▶ Exercise aim
Would you please copy each line of the listing that mentions "content"?

▶ Information provided

* * * * *

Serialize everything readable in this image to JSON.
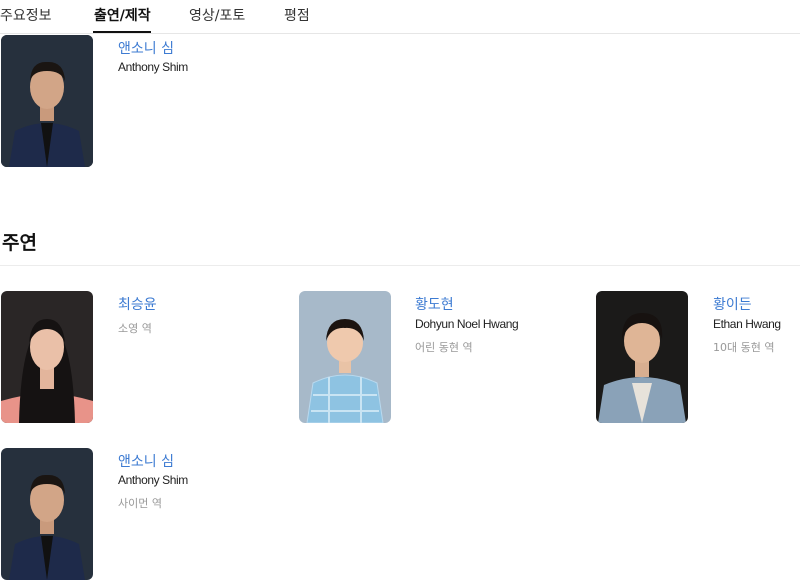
{
  "tabs": [
    {
      "label": "주요정보",
      "active": false
    },
    {
      "label": "출연/제작",
      "active": true
    },
    {
      "label": "영상/포토",
      "active": false
    },
    {
      "label": "평점",
      "active": false
    }
  ],
  "director": {
    "name_ko": "앤소니 심",
    "name_en": "Anthony Shim"
  },
  "lead_section": {
    "title": "주연",
    "cast": [
      {
        "name_ko": "최승윤",
        "name_en": "",
        "role": "소영 역"
      },
      {
        "name_ko": "황도현",
        "name_en": "Dohyun Noel Hwang",
        "role": "어린 동현 역"
      },
      {
        "name_ko": "황이든",
        "name_en": "Ethan Hwang",
        "role": "10대 동현 역"
      },
      {
        "name_ko": "앤소니 심",
        "name_en": "Anthony Shim",
        "role": "사이먼 역"
      }
    ]
  },
  "colors": {
    "link": "#3d7bd2",
    "role_text": "#999999",
    "divider": "#e6e6e6"
  }
}
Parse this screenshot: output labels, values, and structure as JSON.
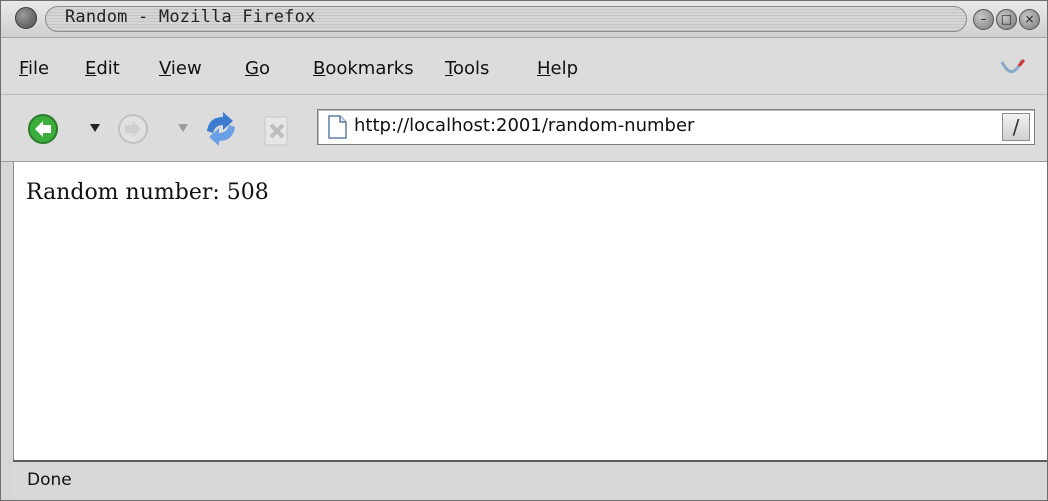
{
  "window": {
    "title": "Random - Mozilla Firefox"
  },
  "menubar": {
    "items": [
      {
        "label": "File"
      },
      {
        "label": "Edit"
      },
      {
        "label": "View"
      },
      {
        "label": "Go"
      },
      {
        "label": "Bookmarks"
      },
      {
        "label": "Tools"
      },
      {
        "label": "Help"
      }
    ]
  },
  "navbar": {
    "url": "http://localhost:2001/random-number",
    "go_glyph": "/"
  },
  "content": {
    "text": "Random number: 508"
  },
  "status": {
    "text": "Done"
  },
  "icons": {
    "back": "back-icon",
    "forward": "forward-icon",
    "reload": "reload-icon",
    "stop": "stop-icon",
    "page": "page-icon",
    "throbber": "throbber-icon"
  },
  "colors": {
    "back_green": "#3cae3c",
    "reload_blue": "#3d7bd1"
  }
}
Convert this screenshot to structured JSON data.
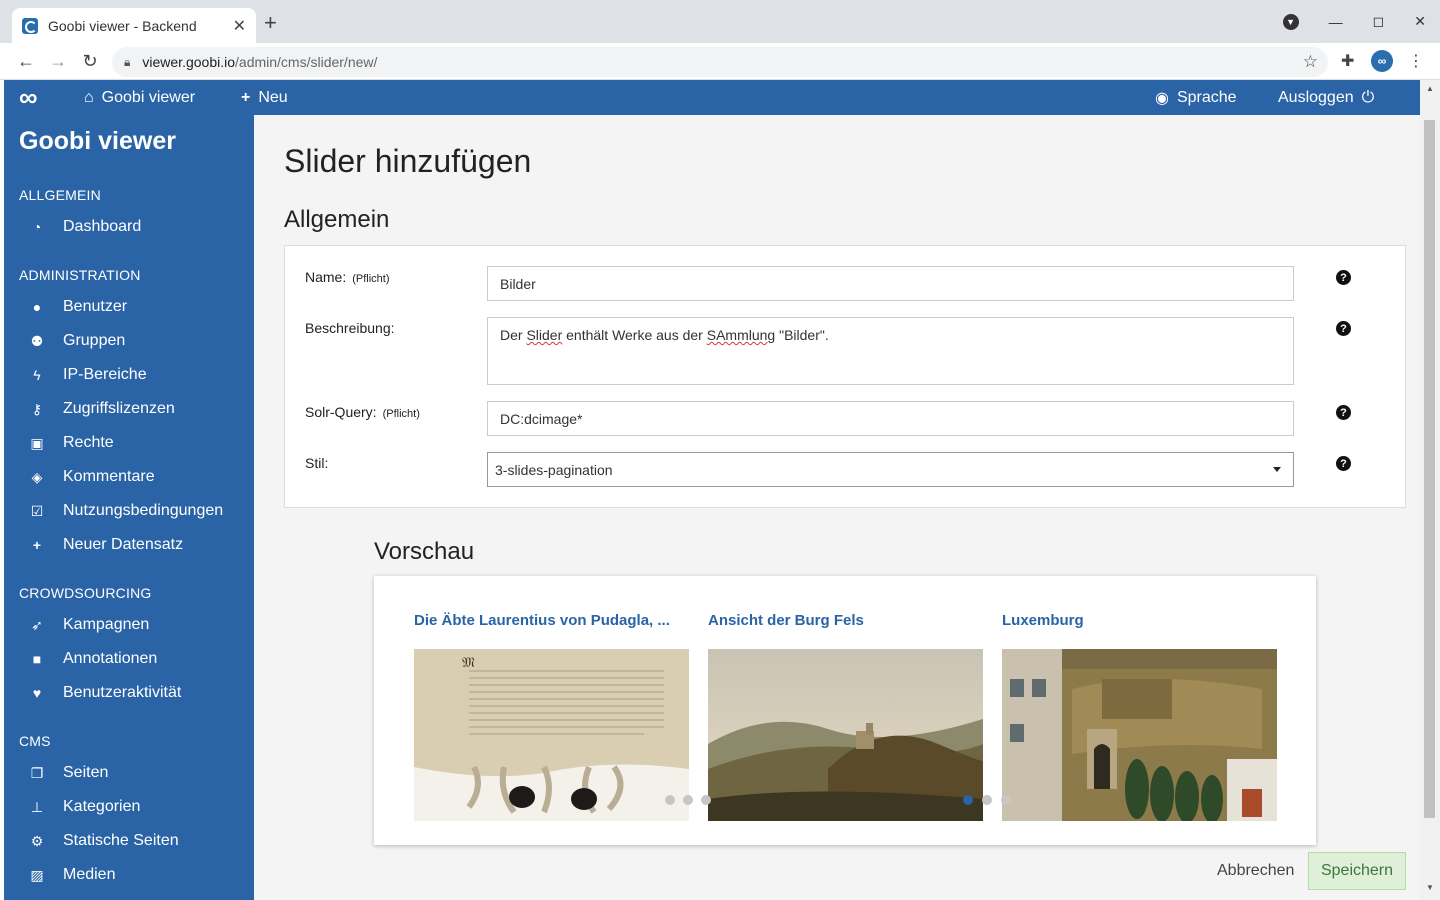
{
  "browser": {
    "tab_title": "Goobi viewer - Backend",
    "url_host": "viewer.goobi.io",
    "url_path": "/admin/cms/slider/new/"
  },
  "topbar": {
    "home_label": "Goobi viewer",
    "new_label": "Neu",
    "language_label": "Sprache",
    "logout_label": "Ausloggen"
  },
  "sidebar": {
    "brand": "Goobi viewer",
    "sections": {
      "general": "ALLGEMEIN",
      "admin": "ADMINISTRATION",
      "crowd": "CROWDSOURCING",
      "cms": "CMS"
    },
    "items": {
      "dashboard": "Dashboard",
      "users": "Benutzer",
      "groups": "Gruppen",
      "ip": "IP-Bereiche",
      "licenses": "Zugriffslizenzen",
      "rights": "Rechte",
      "comments": "Kommentare",
      "terms": "Nutzungsbedingungen",
      "newrecord": "Neuer Datensatz",
      "campaigns": "Kampagnen",
      "annotations": "Annotationen",
      "activity": "Benutzeraktivität",
      "pages": "Seiten",
      "categories": "Kategorien",
      "static": "Statische Seiten",
      "media": "Medien"
    }
  },
  "main": {
    "title": "Slider hinzufügen",
    "section_general": "Allgemein",
    "required": "(Pflicht)",
    "labels": {
      "name": "Name:",
      "description": "Beschreibung:",
      "query": "Solr-Query:",
      "style": "Stil:"
    },
    "values": {
      "name": "Bilder",
      "desc_1": "Der ",
      "desc_slider": "Slider",
      "desc_2": " enthält Werke aus der ",
      "desc_samm": "SAmmlung",
      "desc_3": " \"Bilder\".",
      "query": "DC:dcimage*",
      "style": "3-slides-pagination"
    },
    "preview_title": "Vorschau",
    "slides": [
      {
        "title": "Die Äbte Laurentius von Pudagla, ..."
      },
      {
        "title": "Ansicht der Burg Fels"
      },
      {
        "title": "Luxemburg"
      }
    ],
    "cancel_label": "Abbrechen",
    "save_label": "Speichern"
  },
  "icons": {
    "help": "?",
    "colors": {
      "primary": "#2a64a6",
      "save_bg": "#dff0d8",
      "save_text": "#3c763d"
    }
  }
}
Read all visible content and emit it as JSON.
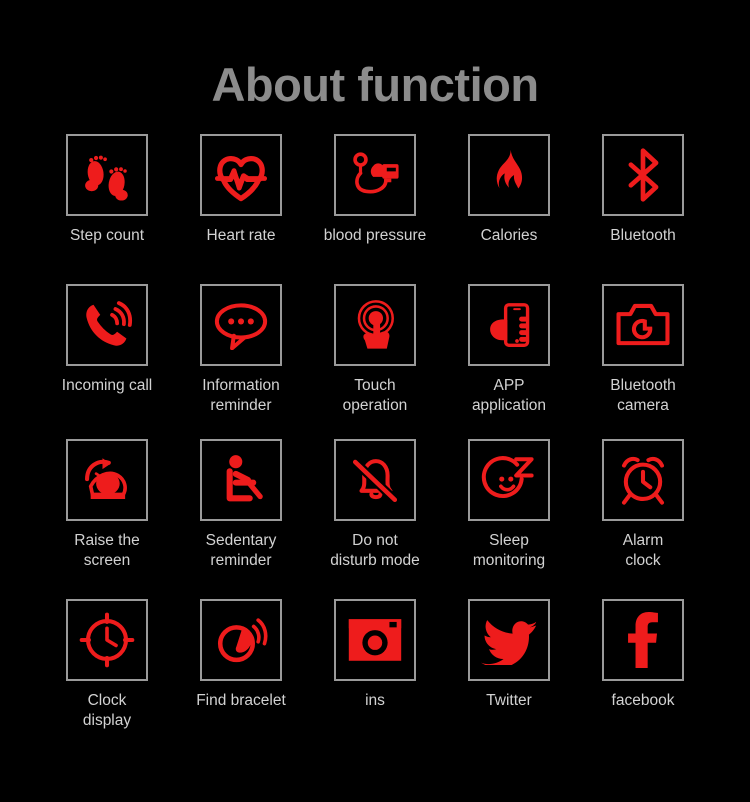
{
  "page": {
    "title": "About function",
    "background_color": "#000000",
    "title_color": "#8c8c8c",
    "icon_color": "#ee1c1c",
    "icon_border_color": "#9a9a9a",
    "label_color": "#d2d2d2"
  },
  "features": [
    {
      "icon": "footprints-icon",
      "label": "Step count"
    },
    {
      "icon": "heart-pulse-icon",
      "label": "Heart rate"
    },
    {
      "icon": "blood-pressure-icon",
      "label": "blood pressure"
    },
    {
      "icon": "flame-icon",
      "label": "Calories"
    },
    {
      "icon": "bluetooth-icon",
      "label": "Bluetooth"
    },
    {
      "icon": "incoming-call-icon",
      "label": "Incoming call"
    },
    {
      "icon": "message-bubble-icon",
      "label": "Information\nreminder"
    },
    {
      "icon": "touch-hand-icon",
      "label": "Touch\noperation"
    },
    {
      "icon": "phone-app-hand-icon",
      "label": "APP\napplication"
    },
    {
      "icon": "camera-icon",
      "label": "Bluetooth\ncamera"
    },
    {
      "icon": "raise-wrist-icon",
      "label": "Raise the\nscreen"
    },
    {
      "icon": "sitting-person-icon",
      "label": "Sedentary\nreminder"
    },
    {
      "icon": "bell-muted-icon",
      "label": "Do not\ndisturb mode"
    },
    {
      "icon": "sleep-face-icon",
      "label": "Sleep\nmonitoring"
    },
    {
      "icon": "alarm-clock-icon",
      "label": "Alarm\nclock"
    },
    {
      "icon": "watch-clock-icon",
      "label": "Clock\ndisplay"
    },
    {
      "icon": "find-bracelet-icon",
      "label": "Find bracelet"
    },
    {
      "icon": "instagram-icon",
      "label": "ins"
    },
    {
      "icon": "twitter-bird-icon",
      "label": "Twitter"
    },
    {
      "icon": "facebook-icon",
      "label": "facebook"
    }
  ]
}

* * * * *

▶ Result of this task
  "content": {
Read all visible content and emit it as JSON.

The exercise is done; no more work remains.